→ YOUR ASSIGNMENT
Exactly as given, restate each record that follows.

Dataset rows describing interfaces:
<<<<

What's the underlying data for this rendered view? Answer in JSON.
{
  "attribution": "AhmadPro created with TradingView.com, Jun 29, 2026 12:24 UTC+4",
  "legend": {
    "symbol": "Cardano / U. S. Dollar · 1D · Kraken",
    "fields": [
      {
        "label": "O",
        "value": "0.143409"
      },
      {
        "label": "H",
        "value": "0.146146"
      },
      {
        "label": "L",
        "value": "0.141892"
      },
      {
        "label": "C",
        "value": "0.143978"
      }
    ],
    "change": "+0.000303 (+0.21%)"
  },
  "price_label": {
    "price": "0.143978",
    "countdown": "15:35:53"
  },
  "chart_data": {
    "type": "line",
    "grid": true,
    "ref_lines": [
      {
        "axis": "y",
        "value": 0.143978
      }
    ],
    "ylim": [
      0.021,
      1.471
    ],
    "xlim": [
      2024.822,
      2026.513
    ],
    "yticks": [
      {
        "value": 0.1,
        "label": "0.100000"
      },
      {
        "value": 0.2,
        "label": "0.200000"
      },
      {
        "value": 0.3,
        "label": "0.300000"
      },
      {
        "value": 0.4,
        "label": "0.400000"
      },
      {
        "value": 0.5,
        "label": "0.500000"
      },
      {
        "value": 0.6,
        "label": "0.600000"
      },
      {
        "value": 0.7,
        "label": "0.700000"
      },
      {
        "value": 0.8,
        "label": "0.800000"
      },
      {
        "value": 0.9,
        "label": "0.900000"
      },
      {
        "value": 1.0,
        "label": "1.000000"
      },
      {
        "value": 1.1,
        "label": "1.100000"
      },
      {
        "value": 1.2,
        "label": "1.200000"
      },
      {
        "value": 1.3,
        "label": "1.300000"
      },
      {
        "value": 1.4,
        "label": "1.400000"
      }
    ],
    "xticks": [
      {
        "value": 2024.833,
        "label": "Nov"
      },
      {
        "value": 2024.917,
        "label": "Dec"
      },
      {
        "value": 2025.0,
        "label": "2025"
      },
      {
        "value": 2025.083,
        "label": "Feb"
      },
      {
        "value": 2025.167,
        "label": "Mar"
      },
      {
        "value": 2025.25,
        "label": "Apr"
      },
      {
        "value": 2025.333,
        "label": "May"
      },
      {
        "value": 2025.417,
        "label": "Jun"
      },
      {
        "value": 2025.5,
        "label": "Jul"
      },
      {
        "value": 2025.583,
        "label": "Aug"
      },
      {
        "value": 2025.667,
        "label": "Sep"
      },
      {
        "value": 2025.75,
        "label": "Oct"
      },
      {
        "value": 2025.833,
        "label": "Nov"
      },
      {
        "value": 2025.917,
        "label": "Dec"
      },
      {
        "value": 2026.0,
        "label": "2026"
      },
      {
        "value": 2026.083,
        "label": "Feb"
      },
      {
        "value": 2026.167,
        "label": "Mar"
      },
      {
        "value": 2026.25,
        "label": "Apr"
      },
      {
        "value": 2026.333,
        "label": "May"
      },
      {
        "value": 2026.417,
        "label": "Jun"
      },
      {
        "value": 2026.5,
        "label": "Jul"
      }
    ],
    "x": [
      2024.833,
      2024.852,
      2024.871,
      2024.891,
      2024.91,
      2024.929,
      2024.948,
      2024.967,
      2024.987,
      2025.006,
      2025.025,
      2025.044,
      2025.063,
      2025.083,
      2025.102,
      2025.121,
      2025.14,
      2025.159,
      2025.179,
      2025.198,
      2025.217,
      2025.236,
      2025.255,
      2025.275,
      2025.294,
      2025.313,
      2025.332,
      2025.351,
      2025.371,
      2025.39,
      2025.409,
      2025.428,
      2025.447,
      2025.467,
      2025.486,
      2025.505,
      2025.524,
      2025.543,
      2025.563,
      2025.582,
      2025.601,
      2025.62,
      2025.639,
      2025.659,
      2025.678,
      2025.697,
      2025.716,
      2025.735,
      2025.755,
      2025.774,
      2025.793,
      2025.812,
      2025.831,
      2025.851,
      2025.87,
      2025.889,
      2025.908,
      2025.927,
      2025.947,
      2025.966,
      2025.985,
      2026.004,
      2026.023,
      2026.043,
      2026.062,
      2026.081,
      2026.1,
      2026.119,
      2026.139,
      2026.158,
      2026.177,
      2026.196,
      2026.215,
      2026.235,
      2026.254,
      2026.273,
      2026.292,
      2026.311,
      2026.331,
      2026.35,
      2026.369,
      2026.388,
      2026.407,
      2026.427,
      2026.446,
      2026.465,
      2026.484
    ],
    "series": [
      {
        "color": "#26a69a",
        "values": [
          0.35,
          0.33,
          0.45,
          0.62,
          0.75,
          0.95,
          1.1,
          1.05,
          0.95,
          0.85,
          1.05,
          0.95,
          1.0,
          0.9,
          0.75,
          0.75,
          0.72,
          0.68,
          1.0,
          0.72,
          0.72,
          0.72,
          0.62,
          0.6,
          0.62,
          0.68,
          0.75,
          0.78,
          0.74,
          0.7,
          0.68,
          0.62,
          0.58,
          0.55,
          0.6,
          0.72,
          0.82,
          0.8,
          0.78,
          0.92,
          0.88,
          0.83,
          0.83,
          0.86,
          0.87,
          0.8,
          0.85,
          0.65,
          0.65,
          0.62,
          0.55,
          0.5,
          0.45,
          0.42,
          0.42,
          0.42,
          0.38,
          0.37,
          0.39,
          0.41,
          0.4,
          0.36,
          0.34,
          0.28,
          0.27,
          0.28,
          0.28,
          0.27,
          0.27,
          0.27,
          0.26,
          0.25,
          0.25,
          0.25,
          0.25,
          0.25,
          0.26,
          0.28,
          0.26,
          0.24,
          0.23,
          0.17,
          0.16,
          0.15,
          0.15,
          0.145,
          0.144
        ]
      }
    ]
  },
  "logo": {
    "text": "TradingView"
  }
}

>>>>

→ ANSWER TO THE PROBLEM
What's the underlying data for this rendered view? Answer in JSON.
{
  "attribution": "AhmadPro created with TradingView.com, Jun 29, 2026 12:24 UTC+4",
  "legend": {
    "symbol": "Cardano / U. S. Dollar · 1D · Kraken",
    "fields": [
      {
        "label": "O",
        "value": "0.143409"
      },
      {
        "label": "H",
        "value": "0.146146"
      },
      {
        "label": "L",
        "value": "0.141892"
      },
      {
        "label": "C",
        "value": "0.143978"
      }
    ],
    "change": "+0.000303 (+0.21%)"
  },
  "price_label": {
    "price": "0.143978",
    "countdown": "15:35:53"
  },
  "chart_data": {
    "type": "line",
    "grid": true,
    "ref_lines": [
      {
        "axis": "y",
        "value": 0.143978
      }
    ],
    "ylim": [
      0.021,
      1.471
    ],
    "xlim": [
      2024.822,
      2026.513
    ],
    "yticks": [
      {
        "value": 0.1,
        "label": "0.100000"
      },
      {
        "value": 0.2,
        "label": "0.200000"
      },
      {
        "value": 0.3,
        "label": "0.300000"
      },
      {
        "value": 0.4,
        "label": "0.400000"
      },
      {
        "value": 0.5,
        "label": "0.500000"
      },
      {
        "value": 0.6,
        "label": "0.600000"
      },
      {
        "value": 0.7,
        "label": "0.700000"
      },
      {
        "value": 0.8,
        "label": "0.800000"
      },
      {
        "value": 0.9,
        "label": "0.900000"
      },
      {
        "value": 1.0,
        "label": "1.000000"
      },
      {
        "value": 1.1,
        "label": "1.100000"
      },
      {
        "value": 1.2,
        "label": "1.200000"
      },
      {
        "value": 1.3,
        "label": "1.300000"
      },
      {
        "value": 1.4,
        "label": "1.400000"
      }
    ],
    "xticks": [
      {
        "value": 2024.833,
        "label": "Nov"
      },
      {
        "value": 2024.917,
        "label": "Dec"
      },
      {
        "value": 2025.0,
        "label": "2025"
      },
      {
        "value": 2025.083,
        "label": "Feb"
      },
      {
        "value": 2025.167,
        "label": "Mar"
      },
      {
        "value": 2025.25,
        "label": "Apr"
      },
      {
        "value": 2025.333,
        "label": "May"
      },
      {
        "value": 2025.417,
        "label": "Jun"
      },
      {
        "value": 2025.5,
        "label": "Jul"
      },
      {
        "value": 2025.583,
        "label": "Aug"
      },
      {
        "value": 2025.667,
        "label": "Sep"
      },
      {
        "value": 2025.75,
        "label": "Oct"
      },
      {
        "value": 2025.833,
        "label": "Nov"
      },
      {
        "value": 2025.917,
        "label": "Dec"
      },
      {
        "value": 2026.0,
        "label": "2026"
      },
      {
        "value": 2026.083,
        "label": "Feb"
      },
      {
        "value": 2026.167,
        "label": "Mar"
      },
      {
        "value": 2026.25,
        "label": "Apr"
      },
      {
        "value": 2026.333,
        "label": "May"
      },
      {
        "value": 2026.417,
        "label": "Jun"
      },
      {
        "value": 2026.5,
        "label": "Jul"
      }
    ],
    "x": [
      2024.833,
      2024.852,
      2024.871,
      2024.891,
      2024.91,
      2024.929,
      2024.948,
      2024.967,
      2024.987,
      2025.006,
      2025.025,
      2025.044,
      2025.063,
      2025.083,
      2025.102,
      2025.121,
      2025.14,
      2025.159,
      2025.179,
      2025.198,
      2025.217,
      2025.236,
      2025.255,
      2025.275,
      2025.294,
      2025.313,
      2025.332,
      2025.351,
      2025.371,
      2025.39,
      2025.409,
      2025.428,
      2025.447,
      2025.467,
      2025.486,
      2025.505,
      2025.524,
      2025.543,
      2025.563,
      2025.582,
      2025.601,
      2025.62,
      2025.639,
      2025.659,
      2025.678,
      2025.697,
      2025.716,
      2025.735,
      2025.755,
      2025.774,
      2025.793,
      2025.812,
      2025.831,
      2025.851,
      2025.87,
      2025.889,
      2025.908,
      2025.927,
      2025.947,
      2025.966,
      2025.985,
      2026.004,
      2026.023,
      2026.043,
      2026.062,
      2026.081,
      2026.1,
      2026.119,
      2026.139,
      2026.158,
      2026.177,
      2026.196,
      2026.215,
      2026.235,
      2026.254,
      2026.273,
      2026.292,
      2026.311,
      2026.331,
      2026.35,
      2026.369,
      2026.388,
      2026.407,
      2026.427,
      2026.446,
      2026.465,
      2026.484
    ],
    "series": [
      {
        "color": "#26a69a",
        "values": [
          0.35,
          0.33,
          0.45,
          0.62,
          0.75,
          0.95,
          1.1,
          1.05,
          0.95,
          0.85,
          1.05,
          0.95,
          1.0,
          0.9,
          0.75,
          0.75,
          0.72,
          0.68,
          1.0,
          0.72,
          0.72,
          0.72,
          0.62,
          0.6,
          0.62,
          0.68,
          0.75,
          0.78,
          0.74,
          0.7,
          0.68,
          0.62,
          0.58,
          0.55,
          0.6,
          0.72,
          0.82,
          0.8,
          0.78,
          0.92,
          0.88,
          0.83,
          0.83,
          0.86,
          0.87,
          0.8,
          0.85,
          0.65,
          0.65,
          0.62,
          0.55,
          0.5,
          0.45,
          0.42,
          0.42,
          0.42,
          0.38,
          0.37,
          0.39,
          0.41,
          0.4,
          0.36,
          0.34,
          0.28,
          0.27,
          0.28,
          0.28,
          0.27,
          0.27,
          0.27,
          0.26,
          0.25,
          0.25,
          0.25,
          0.25,
          0.25,
          0.26,
          0.28,
          0.26,
          0.24,
          0.23,
          0.17,
          0.16,
          0.15,
          0.15,
          0.145,
          0.144
        ]
      }
    ]
  },
  "logo": {
    "text": "TradingView"
  }
}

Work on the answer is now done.